Biological anthropology

Biological anthropology is the subdiscipline of anthropology that investigates the origins and evolution of hominins. Techniques include both the analysis of fossils and the behaviour, morphology and genetics of living humans.

Latest Research and Reviews

News and Comment

  • News and Views |

    Researchers debate whether the adoption of agriculture was done at the expense of leisure time. A new study in ten camps of contemporary Agta hunter-gatherers actually finds that individuals who engage more in non-foraging activities have less leisure time. Results highlight the need to consider the evolutionary costs of the transition to agriculture.

    • Victoria Reyes-García
  • News and Views |

    Radiocarbon dates from Spain put anatomically modern humans in southernmost Europe 10,000 years earlier than previously thought, diminishing the case for late survival of Neanderthals in the region.

    • Katerina Douka
  • Research Highlights |

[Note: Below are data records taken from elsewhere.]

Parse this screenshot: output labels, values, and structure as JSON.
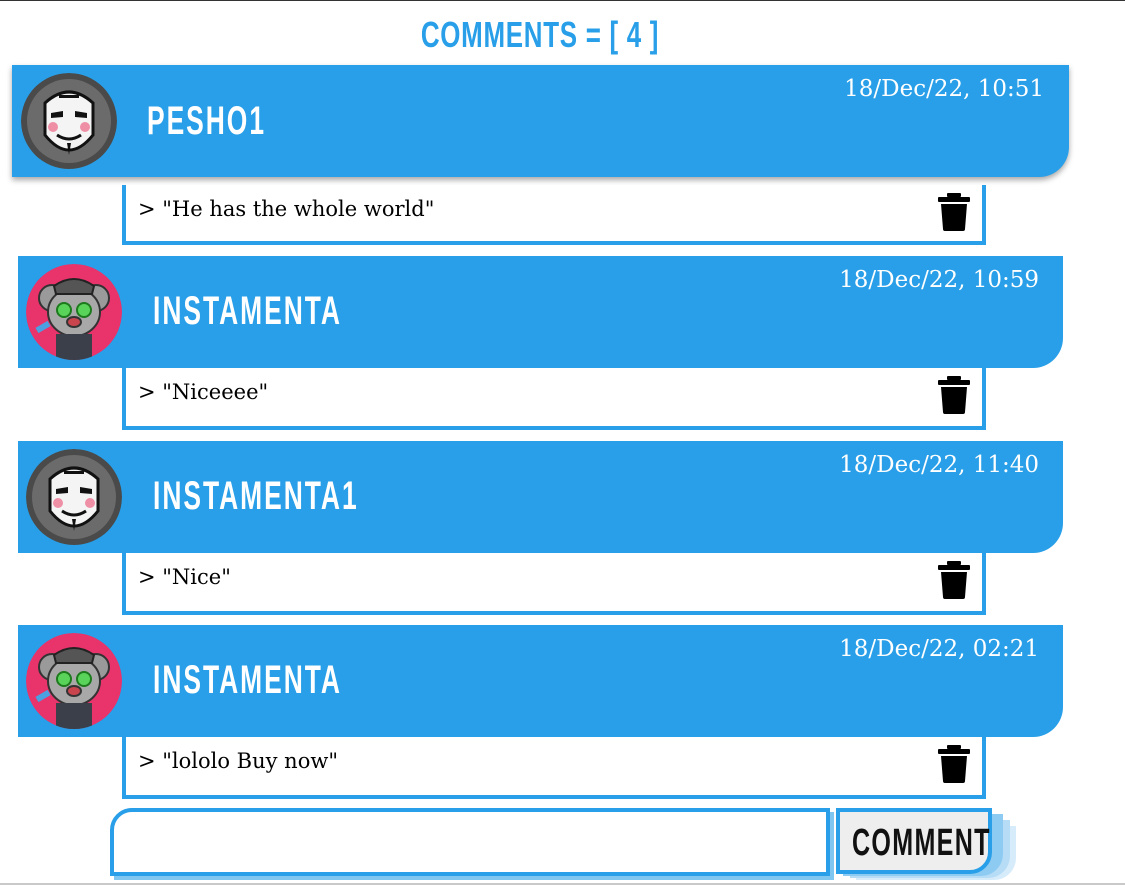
{
  "header": {
    "title": "COMMENTS = [ 4 ]"
  },
  "comments": [
    {
      "username": "PESHO1",
      "timestamp": "18/Dec/22, 10:51",
      "text": "> \"He has the whole world\"",
      "avatar": "guy-fawkes-mask-avatar",
      "delete_icon": "trash-icon"
    },
    {
      "username": "INSTAMENTA",
      "timestamp": "18/Dec/22, 10:59",
      "text": "> \"Niceeee\"",
      "avatar": "koala-cartoon-avatar",
      "delete_icon": "trash-icon"
    },
    {
      "username": "INSTAMENTA1",
      "timestamp": "18/Dec/22, 11:40",
      "text": "> \"Nice\"",
      "avatar": "guy-fawkes-mask-avatar",
      "delete_icon": "trash-icon"
    },
    {
      "username": "INSTAMENTA",
      "timestamp": "18/Dec/22, 02:21",
      "text": "> \"lololo Buy now\"",
      "avatar": "koala-cartoon-avatar",
      "delete_icon": "trash-icon"
    }
  ],
  "composer": {
    "input_value": "",
    "button_label": "COMMENT"
  },
  "colors": {
    "accent": "#289fe8",
    "button_bg": "#eeeeee",
    "text": "#000000",
    "mask_avatar_bg": "#4a4a4a",
    "koala_avatar_bg": "#e8336b"
  }
}
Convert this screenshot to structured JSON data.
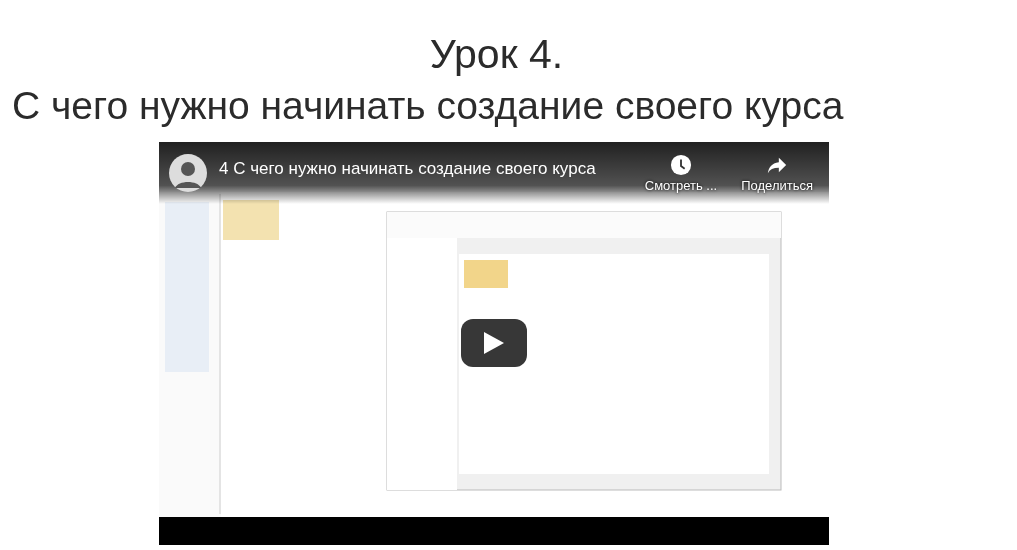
{
  "page": {
    "heading": "Урок 4.",
    "subheading": "С чего нужно начинать создание своего курса"
  },
  "video": {
    "kind": "picture",
    "title": "4 С чего нужно начинать создание своего курса",
    "actions": [
      {
        "label": "Смотреть ...",
        "kind": "watch_later"
      },
      {
        "label": "Поделиться",
        "kind": "share"
      }
    ]
  }
}
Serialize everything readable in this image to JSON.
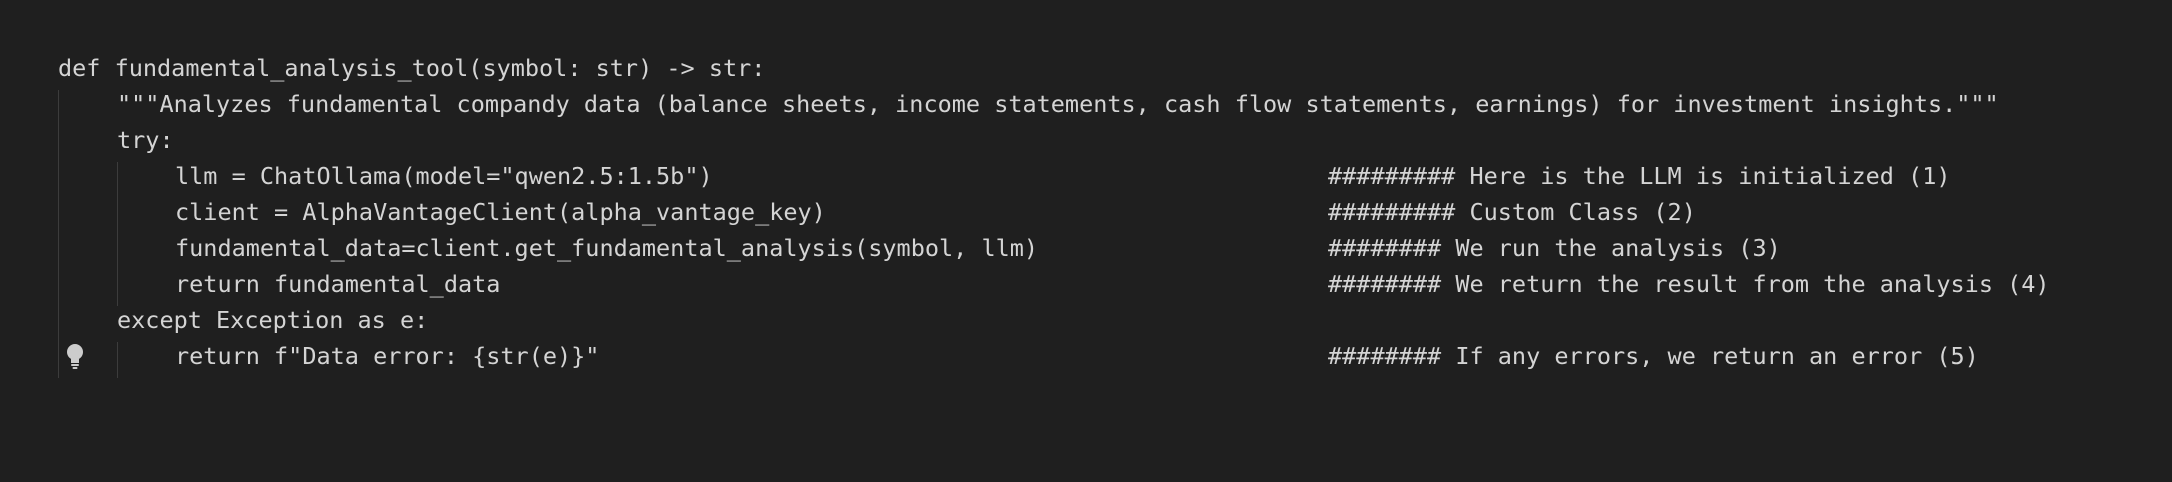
{
  "code_lines": [
    {
      "text": "def fundamental_analysis_tool(symbol: str) -> str:",
      "comment": ""
    },
    {
      "text": "\"\"\"Analyzes fundamental compandy data (balance sheets, income statements, cash flow statements, earnings) for investment insights.\"\"\"",
      "comment": ""
    },
    {
      "text": "try:",
      "comment": ""
    },
    {
      "text": "llm = ChatOllama(model=\"qwen2.5:1.5b\")",
      "comment": "######### Here is the LLM is initialized (1)"
    },
    {
      "text": "client = AlphaVantageClient(alpha_vantage_key)",
      "comment": "######### Custom Class (2)"
    },
    {
      "text": "fundamental_data=client.get_fundamental_analysis(symbol, llm)",
      "comment": "######## We run the analysis (3)"
    },
    {
      "text": "return fundamental_data",
      "comment": "######## We return the result from the analysis (4)"
    },
    {
      "text": "except Exception as e:",
      "comment": ""
    },
    {
      "text": "return f\"Data error: {str(e)}\"",
      "comment": "######## If any errors, we return an error (5)"
    }
  ],
  "icons": {
    "lightbulb": "lightbulb-icon"
  },
  "colors": {
    "background": "#1f1f1f",
    "text": "#d4d4d4",
    "indent_guide": "#3c3c3c"
  }
}
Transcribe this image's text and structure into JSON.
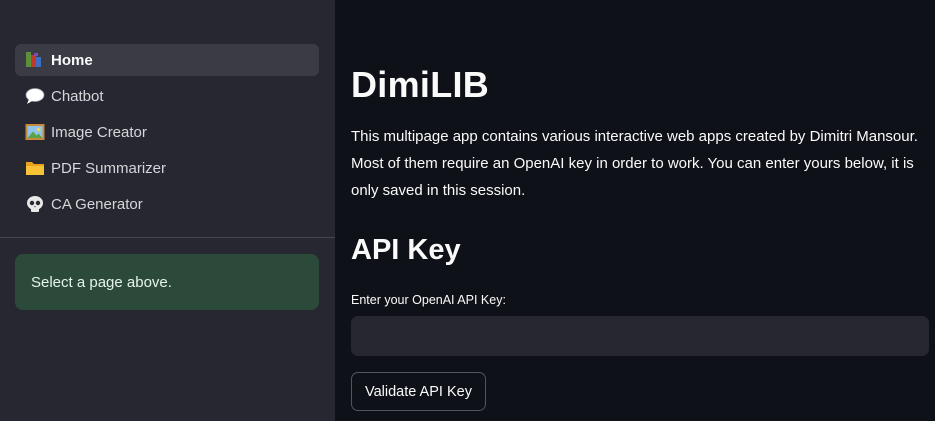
{
  "sidebar": {
    "items": [
      {
        "label": "Home",
        "icon": "books-icon",
        "active": true
      },
      {
        "label": "Chatbot",
        "icon": "speech-bubble-icon",
        "active": false
      },
      {
        "label": "Image Creator",
        "icon": "framed-picture-icon",
        "active": false
      },
      {
        "label": "PDF Summarizer",
        "icon": "folder-icon",
        "active": false
      },
      {
        "label": "CA Generator",
        "icon": "skull-icon",
        "active": false
      }
    ],
    "info": "Select a page above."
  },
  "main": {
    "title": "DimiLIB",
    "description": "This multipage app contains various interactive web apps created by Dimitri Mansour. Most of them require an OpenAI key in order to work. You can enter yours below, it is only saved in this session.",
    "section_title": "API Key",
    "input_label": "Enter your OpenAI API Key:",
    "input_value": "",
    "button_label": "Validate API Key"
  },
  "colors": {
    "sidebar_bg": "#262730",
    "main_bg": "#0e1117",
    "active_item_bg": "#3a3b45",
    "info_bg": "#2c4a3a"
  }
}
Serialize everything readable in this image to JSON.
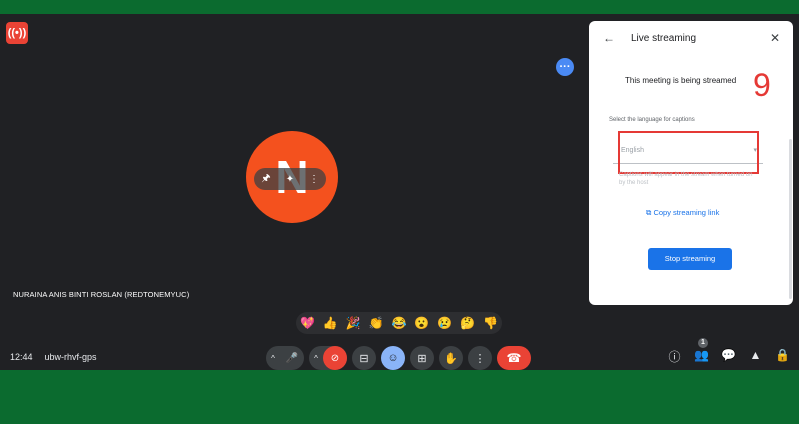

    A study in Nature characterizes the genome of Denisova 11 and reveals her to be a first-generation offspring of Neanderthal and Denisovan parents, thereby providing direct evidence of genetic mixing between genetically distinct groups of archaic hominins.

    • Dorothy Clyde
  • News and Views |

    A study finds association between the occurrence of intimate partner violence and marital fertility among Tsimané forager-horticulturalists, independent of proximate explanations, suggesting that intimate partner violence may persist as an evolutionary strategy to enhance male fitness.

    • Elizabeth G. Pillsworth
  • News and Views |

    A comparison of men who migrated from Bangladesh to the United Kingdom at different ages, alongside men who were lifelong residents of both countries, reveals that early environments determine levels of reproductive hormones and secondary sexual characteristics.

    • Aaron D. Blackwell